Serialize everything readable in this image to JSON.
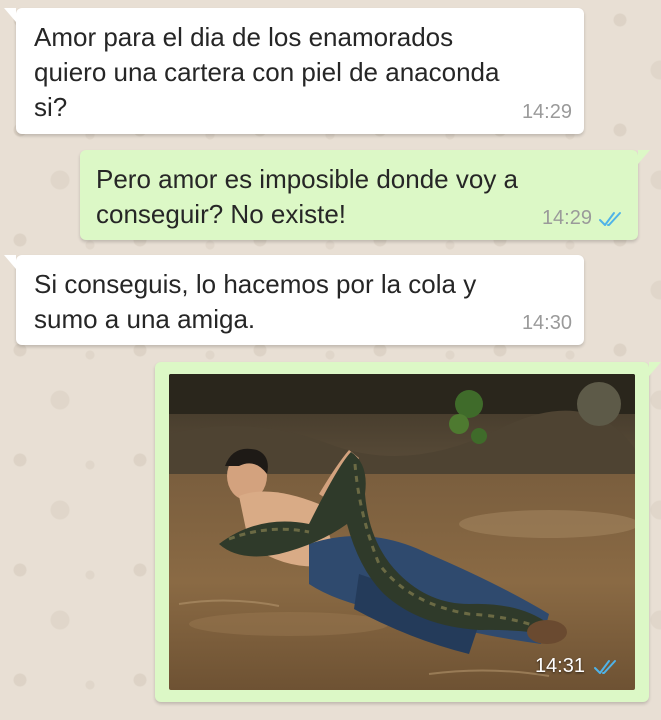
{
  "chat": {
    "messages": [
      {
        "direction": "incoming",
        "text": "Amor para el dia de los enamorados\nquiero una cartera con piel de anaconda\nsi?",
        "time": "14:29"
      },
      {
        "direction": "outgoing",
        "text": "Pero amor es imposible donde voy a\nconseguir? No existe!",
        "time": "14:29",
        "status_icon": "double-check-read-icon"
      },
      {
        "direction": "incoming",
        "text": "Si conseguis, lo hacemos por la cola y\nsumo a una amiga.",
        "time": "14:30"
      },
      {
        "direction": "outgoing",
        "type": "image",
        "image_description_icon": "photo-man-with-anaconda-in-river",
        "time": "14:31",
        "status_icon": "double-check-read-icon"
      }
    ]
  },
  "colors": {
    "wallpaper": "#e8dfd4",
    "incoming_bubble": "#ffffff",
    "outgoing_bubble": "#dcf8c6",
    "read_ticks": "#4fb3e8",
    "timestamp": "#9a9a9a"
  }
}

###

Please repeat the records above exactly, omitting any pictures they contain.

● **FINISHED TASK**
Serialize everything readable in this image to JSON.
{
  "chat": {
    "messages": [
      {
        "direction": "incoming",
        "text": "Amor para el dia de los enamorados\nquiero una cartera con piel de anaconda\nsi?",
        "time": "14:29"
      },
      {
        "direction": "outgoing",
        "text": "Pero amor es imposible donde voy a\nconseguir? No existe!",
        "time": "14:29",
        "status_icon": "double-check-read-icon"
      },
      {
        "direction": "incoming",
        "text": "Si conseguis, lo hacemos por la cola y\nsumo a una amiga.",
        "time": "14:30"
      },
      {
        "direction": "outgoing",
        "type": "image",
        "image_description_icon": "photo-man-with-anaconda-in-river",
        "time": "14:31",
        "status_icon": "double-check-read-icon"
      }
    ]
  },
  "colors": {
    "wallpaper": "#e8dfd4",
    "incoming_bubble": "#ffffff",
    "outgoing_bubble": "#dcf8c6",
    "read_ticks": "#4fb3e8",
    "timestamp": "#9a9a9a"
  }
}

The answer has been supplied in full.